* What the task asks
Please quote only the lines that start at the one with "Transcribe this image's" and go on to the last line of the data, both ends kept.

[[ Data extracts open ]]

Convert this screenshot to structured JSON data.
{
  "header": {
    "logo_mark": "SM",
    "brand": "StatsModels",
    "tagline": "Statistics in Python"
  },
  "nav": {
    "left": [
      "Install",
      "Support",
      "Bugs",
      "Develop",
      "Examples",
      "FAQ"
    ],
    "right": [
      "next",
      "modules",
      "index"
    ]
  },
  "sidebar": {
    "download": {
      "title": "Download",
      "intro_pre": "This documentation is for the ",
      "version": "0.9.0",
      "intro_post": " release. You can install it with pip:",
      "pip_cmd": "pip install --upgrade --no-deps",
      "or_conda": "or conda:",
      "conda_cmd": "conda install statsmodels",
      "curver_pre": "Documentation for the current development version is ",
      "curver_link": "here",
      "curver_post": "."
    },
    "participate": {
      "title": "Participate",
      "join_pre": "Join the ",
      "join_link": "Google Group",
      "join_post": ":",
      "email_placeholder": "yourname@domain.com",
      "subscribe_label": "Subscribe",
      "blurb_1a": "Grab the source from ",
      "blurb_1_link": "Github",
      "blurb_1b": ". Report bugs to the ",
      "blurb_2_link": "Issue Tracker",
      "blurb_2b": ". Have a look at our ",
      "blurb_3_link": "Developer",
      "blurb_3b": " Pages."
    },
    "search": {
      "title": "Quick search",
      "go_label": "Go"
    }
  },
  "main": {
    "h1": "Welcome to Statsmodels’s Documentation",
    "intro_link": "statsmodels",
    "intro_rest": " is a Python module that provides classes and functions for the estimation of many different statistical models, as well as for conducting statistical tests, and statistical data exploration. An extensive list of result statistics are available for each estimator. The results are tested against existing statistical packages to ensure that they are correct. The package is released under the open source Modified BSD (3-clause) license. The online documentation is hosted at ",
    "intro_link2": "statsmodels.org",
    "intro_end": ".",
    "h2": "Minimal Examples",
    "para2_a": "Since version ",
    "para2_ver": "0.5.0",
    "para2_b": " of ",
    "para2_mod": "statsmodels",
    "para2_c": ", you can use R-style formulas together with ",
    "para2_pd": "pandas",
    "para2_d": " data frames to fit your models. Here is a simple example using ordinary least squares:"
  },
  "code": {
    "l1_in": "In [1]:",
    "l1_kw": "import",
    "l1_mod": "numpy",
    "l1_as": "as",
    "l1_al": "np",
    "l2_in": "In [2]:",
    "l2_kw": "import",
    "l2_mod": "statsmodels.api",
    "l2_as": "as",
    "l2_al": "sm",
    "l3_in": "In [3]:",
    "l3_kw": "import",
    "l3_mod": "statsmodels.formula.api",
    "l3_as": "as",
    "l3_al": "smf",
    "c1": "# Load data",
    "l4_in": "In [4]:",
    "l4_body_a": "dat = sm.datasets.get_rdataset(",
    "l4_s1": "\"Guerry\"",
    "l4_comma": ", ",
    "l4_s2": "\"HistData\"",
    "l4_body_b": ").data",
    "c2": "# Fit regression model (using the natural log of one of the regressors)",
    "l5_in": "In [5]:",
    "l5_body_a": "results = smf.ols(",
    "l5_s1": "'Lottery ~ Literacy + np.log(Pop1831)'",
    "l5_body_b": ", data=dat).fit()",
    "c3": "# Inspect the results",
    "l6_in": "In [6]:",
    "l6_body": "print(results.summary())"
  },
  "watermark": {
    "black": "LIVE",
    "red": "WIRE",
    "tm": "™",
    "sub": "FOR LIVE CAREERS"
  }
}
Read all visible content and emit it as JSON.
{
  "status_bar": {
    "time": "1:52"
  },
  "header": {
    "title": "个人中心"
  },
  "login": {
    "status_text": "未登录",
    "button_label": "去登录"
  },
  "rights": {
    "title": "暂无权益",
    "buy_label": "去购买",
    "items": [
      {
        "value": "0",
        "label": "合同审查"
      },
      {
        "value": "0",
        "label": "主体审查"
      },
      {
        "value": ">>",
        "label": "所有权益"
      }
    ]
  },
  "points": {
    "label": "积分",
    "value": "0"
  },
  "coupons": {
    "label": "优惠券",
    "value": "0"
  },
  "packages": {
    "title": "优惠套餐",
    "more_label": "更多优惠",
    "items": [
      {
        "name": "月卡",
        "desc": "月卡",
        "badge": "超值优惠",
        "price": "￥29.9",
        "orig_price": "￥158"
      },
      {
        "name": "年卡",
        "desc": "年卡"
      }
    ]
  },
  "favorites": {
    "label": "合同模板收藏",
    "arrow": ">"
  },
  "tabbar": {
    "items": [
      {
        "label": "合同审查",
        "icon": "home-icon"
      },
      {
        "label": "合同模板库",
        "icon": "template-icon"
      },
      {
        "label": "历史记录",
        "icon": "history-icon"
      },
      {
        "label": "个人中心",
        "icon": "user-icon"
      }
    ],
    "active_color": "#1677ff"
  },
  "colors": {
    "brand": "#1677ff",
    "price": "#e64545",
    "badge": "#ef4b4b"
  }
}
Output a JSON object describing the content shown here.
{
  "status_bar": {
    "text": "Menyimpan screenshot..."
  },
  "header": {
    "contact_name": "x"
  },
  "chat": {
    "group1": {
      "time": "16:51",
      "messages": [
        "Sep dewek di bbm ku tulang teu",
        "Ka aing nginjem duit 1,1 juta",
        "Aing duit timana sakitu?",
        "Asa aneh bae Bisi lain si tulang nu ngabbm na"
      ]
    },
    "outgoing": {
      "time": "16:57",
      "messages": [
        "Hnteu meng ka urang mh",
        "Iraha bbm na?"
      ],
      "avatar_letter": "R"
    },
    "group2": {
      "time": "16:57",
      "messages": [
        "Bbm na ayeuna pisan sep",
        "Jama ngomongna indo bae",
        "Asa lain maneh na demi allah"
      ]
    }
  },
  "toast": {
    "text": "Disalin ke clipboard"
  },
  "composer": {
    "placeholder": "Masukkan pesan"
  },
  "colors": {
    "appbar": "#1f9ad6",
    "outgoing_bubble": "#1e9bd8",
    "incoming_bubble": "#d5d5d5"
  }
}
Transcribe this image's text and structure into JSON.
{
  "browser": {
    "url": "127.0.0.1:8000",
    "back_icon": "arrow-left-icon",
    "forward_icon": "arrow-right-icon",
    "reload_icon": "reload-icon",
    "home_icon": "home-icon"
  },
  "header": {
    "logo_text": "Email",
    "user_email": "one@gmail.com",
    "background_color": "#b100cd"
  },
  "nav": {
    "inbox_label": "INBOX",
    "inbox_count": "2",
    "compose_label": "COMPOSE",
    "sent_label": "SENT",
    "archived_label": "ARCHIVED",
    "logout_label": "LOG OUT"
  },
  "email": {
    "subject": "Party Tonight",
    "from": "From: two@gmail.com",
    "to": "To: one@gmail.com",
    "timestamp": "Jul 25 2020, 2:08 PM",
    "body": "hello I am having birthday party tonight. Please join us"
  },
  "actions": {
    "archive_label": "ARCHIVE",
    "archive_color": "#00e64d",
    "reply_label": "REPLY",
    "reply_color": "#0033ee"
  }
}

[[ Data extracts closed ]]

* Answer to the problem
Transcribe this image's text and structure into JSON.
{
  "browser": {
    "url": "127.0.0.1:8000",
    "back_icon": "arrow-left-icon",
    "forward_icon": "arrow-right-icon",
    "reload_icon": "reload-icon",
    "home_icon": "home-icon"
  },
  "header": {
    "logo_text": "Email",
    "user_email": "one@gmail.com",
    "background_color": "#b100cd"
  },
  "nav": {
    "inbox_label": "INBOX",
    "inbox_count": "2",
    "compose_label": "COMPOSE",
    "sent_label": "SENT",
    "archived_label": "ARCHIVED",
    "logout_label": "LOG OUT"
  },
  "email": {
    "subject": "Party Tonight",
    "from": "From: two@gmail.com",
    "to": "To: one@gmail.com",
    "timestamp": "Jul 25 2020, 2:08 PM",
    "body": "hello I am having birthday party tonight. Please join us"
  },
  "actions": {
    "archive_label": "ARCHIVE",
    "archive_color": "#00e64d",
    "reply_label": "REPLY",
    "reply_color": "#0033ee"
  }
}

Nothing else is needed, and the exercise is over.